=== Work request ===
Copy the data that follows exactly as it is, excluding all pictures.

(Stored data entries)
= = = = =

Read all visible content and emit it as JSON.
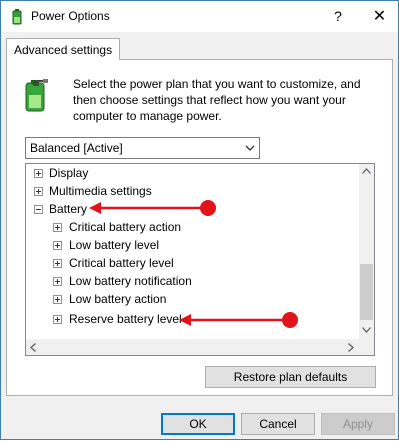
{
  "window": {
    "title": "Power Options",
    "help_glyph": "?",
    "close_glyph": "✕"
  },
  "tab": {
    "label": "Advanced settings"
  },
  "description": "Select the power plan that you want to customize, and then choose settings that reflect how you want your computer to manage power.",
  "plan_select": {
    "value": "Balanced [Active]"
  },
  "tree": {
    "items": [
      {
        "label": "Display",
        "expander": "plus"
      },
      {
        "label": "Multimedia settings",
        "expander": "plus"
      },
      {
        "label": "Battery",
        "expander": "minus"
      },
      {
        "label": "Critical battery action",
        "expander": "plus"
      },
      {
        "label": "Low battery level",
        "expander": "plus"
      },
      {
        "label": "Critical battery level",
        "expander": "plus"
      },
      {
        "label": "Low battery notification",
        "expander": "plus"
      },
      {
        "label": "Low battery action",
        "expander": "plus"
      },
      {
        "label": "Reserve battery level",
        "expander": "plus"
      }
    ]
  },
  "buttons": {
    "restore": "Restore plan defaults",
    "ok": "OK",
    "cancel": "Cancel",
    "apply": "Apply"
  },
  "colors": {
    "annotation_red": "#e1141c",
    "focus_blue": "#0078d7"
  },
  "icons": {
    "app": "power-options-icon",
    "battery": "battery-plug-icon"
  }
}
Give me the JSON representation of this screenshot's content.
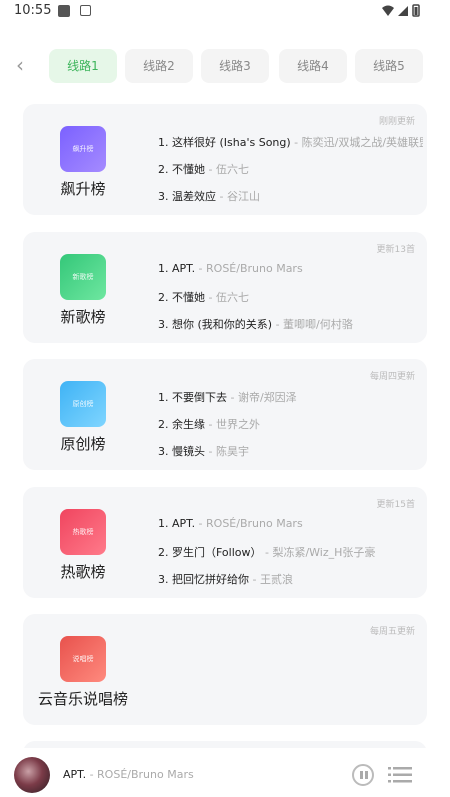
{
  "status_bar": {
    "time": "10:55"
  },
  "tabs": [
    {
      "label": "线路1",
      "active": true
    },
    {
      "label": "线路2",
      "active": false
    },
    {
      "label": "线路3",
      "active": false
    },
    {
      "label": "线路4",
      "active": false
    },
    {
      "label": "线路5",
      "active": false
    }
  ],
  "charts": [
    {
      "name": "飙升榜",
      "cover_text": "飙升榜",
      "cover_colors": [
        "#7b61ff",
        "#a58bff"
      ],
      "update_note": "刚刚更新",
      "songs": [
        {
          "title": "1. 这样很好 (Isha's Song)",
          "artist": " - 陈奕迅/双城之战/英雄联盟"
        },
        {
          "title": "2. 不懂她",
          "artist": " - 伍六七"
        },
        {
          "title": "3. 温差效应",
          "artist": " - 谷江山"
        }
      ]
    },
    {
      "name": "新歌榜",
      "cover_text": "新歌榜",
      "cover_colors": [
        "#34c779",
        "#6ee7a0"
      ],
      "update_note": "更新13首",
      "songs": [
        {
          "title": "1. APT.",
          "artist": " - ROSÉ/Bruno Mars"
        },
        {
          "title": "2. 不懂她",
          "artist": " - 伍六七"
        },
        {
          "title": "3. 想你 (我和你的关系)",
          "artist": " - 董唧唧/何村骆"
        }
      ]
    },
    {
      "name": "原创榜",
      "cover_text": "原创榜",
      "cover_colors": [
        "#3fb3f5",
        "#7fd5ff"
      ],
      "update_note": "每周四更新",
      "songs": [
        {
          "title": "1. 不要倒下去",
          "artist": " - 谢帝/郑因泽"
        },
        {
          "title": "2. 余生缘",
          "artist": " - 世界之外"
        },
        {
          "title": "3. 慢镜头",
          "artist": " - 陈昊宇"
        }
      ]
    },
    {
      "name": "热歌榜",
      "cover_text": "热歌榜",
      "cover_colors": [
        "#f0455f",
        "#ff7a8a"
      ],
      "update_note": "更新15首",
      "songs": [
        {
          "title": "1. APT.",
          "artist": " - ROSÉ/Bruno Mars"
        },
        {
          "title": "2. 罗生门（Follow）",
          "artist": " - 梨冻紧/Wiz_H张子豪"
        },
        {
          "title": "3. 把回忆拼好给你",
          "artist": " - 王贰浪"
        }
      ]
    },
    {
      "name": "云音乐说唱榜",
      "cover_text": "说唱榜",
      "cover_colors": [
        "#e8524d",
        "#ff8a7e"
      ],
      "update_note": "每周五更新",
      "songs": []
    }
  ],
  "player": {
    "title": "APT.",
    "artist": " - ROSÉ/Bruno Mars"
  }
}
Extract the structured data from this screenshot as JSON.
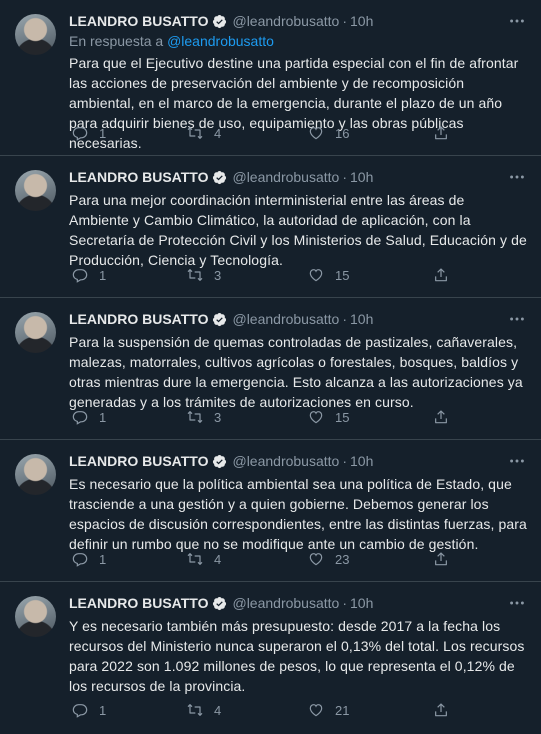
{
  "colors": {
    "background": "#15202b",
    "text": "#e7e9ea",
    "muted": "#8b98a5",
    "link": "#1d9bf0",
    "divider": "#38444d"
  },
  "tweets": [
    {
      "name": "LEANDRO BUSATTO",
      "handle": "@leandrobusatto",
      "dot": "·",
      "time": "10h",
      "reply_prefix": "En respuesta a",
      "reply_handle": "@leandrobusatto",
      "text": "Para que el Ejecutivo destine una partida especial con el fin de afrontar las acciones de preservación del ambiente y de recomposición ambiental, en el marco de la emergencia, durante el plazo de un año para adquirir bienes de uso, equipamiento y las obras públicas necesarias.",
      "replies": "1",
      "retweets": "4",
      "likes": "16"
    },
    {
      "name": "LEANDRO BUSATTO",
      "handle": "@leandrobusatto",
      "dot": "·",
      "time": "10h",
      "text": "Para una mejor coordinación interministerial entre las áreas de Ambiente y Cambio Climático, la autoridad de aplicación, con la Secretaría de Protección Civil y los Ministerios de Salud, Educación y de Producción, Ciencia y Tecnología.",
      "replies": "1",
      "retweets": "3",
      "likes": "15"
    },
    {
      "name": "LEANDRO BUSATTO",
      "handle": "@leandrobusatto",
      "dot": "·",
      "time": "10h",
      "text": "Para la suspensión de quemas controladas de pastizales, cañaverales, malezas, matorrales, cultivos agrícolas o forestales, bosques, baldíos y otras mientras dure la emergencia. Esto alcanza a las autorizaciones ya generadas y a los trámites de autorizaciones en curso.",
      "replies": "1",
      "retweets": "3",
      "likes": "15"
    },
    {
      "name": "LEANDRO BUSATTO",
      "handle": "@leandrobusatto",
      "dot": "·",
      "time": "10h",
      "text": "Es necesario que la política ambiental sea una política de Estado, que trasciende a una gestión y a quien gobierne. Debemos generar los espacios de discusión correspondientes, entre las distintas fuerzas, para definir un rumbo que no se modifique ante un cambio de gestión.",
      "replies": "1",
      "retweets": "4",
      "likes": "23"
    },
    {
      "name": "LEANDRO BUSATTO",
      "handle": "@leandrobusatto",
      "dot": "·",
      "time": "10h",
      "text": "Y es necesario también más presupuesto: desde 2017 a la fecha los recursos del Ministerio nunca superaron el 0,13% del total. Los recursos para 2022 son 1.092 millones de pesos, lo que representa el 0,12% de los recursos de la provincia.",
      "replies": "1",
      "retweets": "4",
      "likes": "21"
    }
  ]
}
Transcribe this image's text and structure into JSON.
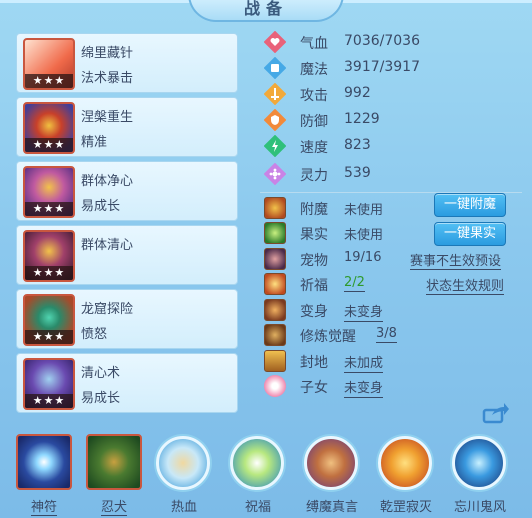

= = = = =

=== Exercise response ===
Read all visible content and emit it as JSON.
{
  "window": {
    "title": "Power Options",
    "help_glyph": "?",
    "close_glyph": "✕"
  },
  "tab": {
    "label": "Advanced settings"
  },
  "description": "Select the power plan that you want to customize, and then choose settings that reflect how you want your computer to manage power.",
  "plan_select": {
    "value": "Balanced [Active]"
  },
  "tree": {
    "items": [
      {
        "label": "Display",
        "expander": "plus"
      },
      {
        "label": "Multimedia settings",
        "expander": "plus"
      },
      {
        "label": "Battery",
        "expander": "minus"
      },
      {
        "label": "Critical battery action",
        "expander": "plus"
      },
      {
        "label": "Low battery level",
        "expander": "plus"
      },
      {
        "label": "Critical battery level",
        "expander": "plus"
      },
      {
        "label": "Low battery notification",
        "expander": "plus"
      },
      {
        "label": "Low battery action",
        "expander": "plus"
      },
      {
        "label": "Reserve battery level",
        "expander": "plus"
      }
    ]
  },
  "buttons": {
    "restore": "Restore plan defaults",
    "ok": "OK",
    "cancel": "Cancel",
    "apply": "Apply"
  },
  "colors": {
    "annotation_red": "#e1141c",
    "focus_blue": "#0078d7"
  },
  "icons": {
    "app": "power-options-icon",
    "battery": "battery-plug-icon"
  }
}
Give me the JSON representation of this screenshot's content.
{
  "status_bar": {
    "time": "10:55"
  },
  "tabs": [
    {
      "label": "线路1",
      "active": true
    },
    {
      "label": "线路2",
      "active": false
    },
    {
      "label": "线路3",
      "active": false
    },
    {
      "label": "线路4",
      "active": false
    },
    {
      "label": "线路5",
      "active": false
    }
  ],
  "charts": [
    {
      "name": "飙升榜",
      "cover_text": "飙升榜",
      "cover_colors": [
        "#7b61ff",
        "#a58bff"
      ],
      "update_note": "刚刚更新",
      "songs": [
        {
          "title": "1. 这样很好 (Isha's Song)",
          "artist": " - 陈奕迅/双城之战/英雄联盟"
        },
        {
          "title": "2. 不懂她",
          "artist": " - 伍六七"
        },
        {
          "title": "3. 温差效应",
          "artist": " - 谷江山"
        }
      ]
    },
    {
      "name": "新歌榜",
      "cover_text": "新歌榜",
      "cover_colors": [
        "#34c779",
        "#6ee7a0"
      ],
      "update_note": "更新13首",
      "songs": [
        {
          "title": "1. APT.",
          "artist": " - ROSÉ/Bruno Mars"
        },
        {
          "title": "2. 不懂她",
          "artist": " - 伍六七"
        },
        {
          "title": "3. 想你 (我和你的关系)",
          "artist": " - 董唧唧/何村骆"
        }
      ]
    },
    {
      "name": "原创榜",
      "cover_text": "原创榜",
      "cover_colors": [
        "#3fb3f5",
        "#7fd5ff"
      ],
      "update_note": "每周四更新",
      "songs": [
        {
          "title": "1. 不要倒下去",
          "artist": " - 谢帝/郑因泽"
        },
        {
          "title": "2. 余生缘",
          "artist": " - 世界之外"
        },
        {
          "title": "3. 慢镜头",
          "artist": " - 陈昊宇"
        }
      ]
    },
    {
      "name": "热歌榜",
      "cover_text": "热歌榜",
      "cover_colors": [
        "#f0455f",
        "#ff7a8a"
      ],
      "update_note": "更新15首",
      "songs": [
        {
          "title": "1. APT.",
          "artist": " - ROSÉ/Bruno Mars"
        },
        {
          "title": "2. 罗生门（Follow）",
          "artist": " - 梨冻紧/Wiz_H张子豪"
        },
        {
          "title": "3. 把回忆拼好给你",
          "artist": " - 王贰浪"
        }
      ]
    },
    {
      "name": "云音乐说唱榜",
      "cover_text": "说唱榜",
      "cover_colors": [
        "#e8524d",
        "#ff8a7e"
      ],
      "update_note": "每周五更新",
      "songs": []
    }
  ],
  "player": {
    "title": "APT.",
    "artist": " - ROSÉ/Bruno Mars"
  }
}
Extract the structured data from this screenshot as JSON.
{
  "colors": {
    "background": "#15202b",
    "text": "#e7e9ea",
    "muted": "#8b98a5",
    "link": "#1d9bf0",
    "divider": "#38444d"
  },
  "tweets": [
    {
      "name": "LEANDRO BUSATTO",
      "handle": "@leandrobusatto",
      "dot": "·",
      "time": "10h",
      "reply_prefix": "En respuesta a",
      "reply_handle": "@leandrobusatto",
      "text": "Para que el Ejecutivo destine una partida especial con el fin de afrontar las acciones de preservación del ambiente y de recomposición ambiental, en el marco de la emergencia, durante el plazo de un año para adquirir bienes de uso, equipamiento y las obras públicas necesarias.",
      "replies": "1",
      "retweets": "4",
      "likes": "16"
    },
    {
      "name": "LEANDRO BUSATTO",
      "handle": "@leandrobusatto",
      "dot": "·",
      "time": "10h",
      "text": "Para una mejor coordinación interministerial entre las áreas de Ambiente y Cambio Climático, la autoridad de aplicación, con la Secretaría de Protección Civil y los Ministerios de Salud, Educación y de Producción, Ciencia y Tecnología.",
      "replies": "1",
      "retweets": "3",
      "likes": "15"
    },
    {
      "name": "LEANDRO BUSATTO",
      "handle": "@leandrobusatto",
      "dot": "·",
      "time": "10h",
      "text": "Para la suspensión de quemas controladas de pastizales, cañaverales, malezas, matorrales, cultivos agrícolas o forestales, bosques, baldíos y otras mientras dure la emergencia. Esto alcanza a las autorizaciones ya generadas y a los trámites de autorizaciones en curso.",
      "replies": "1",
      "retweets": "3",
      "likes": "15"
    },
    {
      "name": "LEANDRO BUSATTO",
      "handle": "@leandrobusatto",
      "dot": "·",
      "time": "10h",
      "text": "Es necesario que la política ambiental sea una política de Estado, que trasciende a una gestión y a quien gobierne. Debemos generar los espacios de discusión correspondientes, entre las distintas fuerzas, para definir un rumbo que no se modifique ante un cambio de gestión.",
      "replies": "1",
      "retweets": "4",
      "likes": "23"
    },
    {
      "name": "LEANDRO BUSATTO",
      "handle": "@leandrobusatto",
      "dot": "·",
      "time": "10h",
      "text": "Y es necesario también más presupuesto: desde 2017 a la fecha los recursos del Ministerio nunca superaron el 0,13% del total. Los recursos para 2022 son 1.092 millones de pesos, lo que representa el 0,12% de los recursos de la provincia.",
      "replies": "1",
      "retweets": "4",
      "likes": "21"
    }
  ]
}
Transcribe this image's text and structure into JSON.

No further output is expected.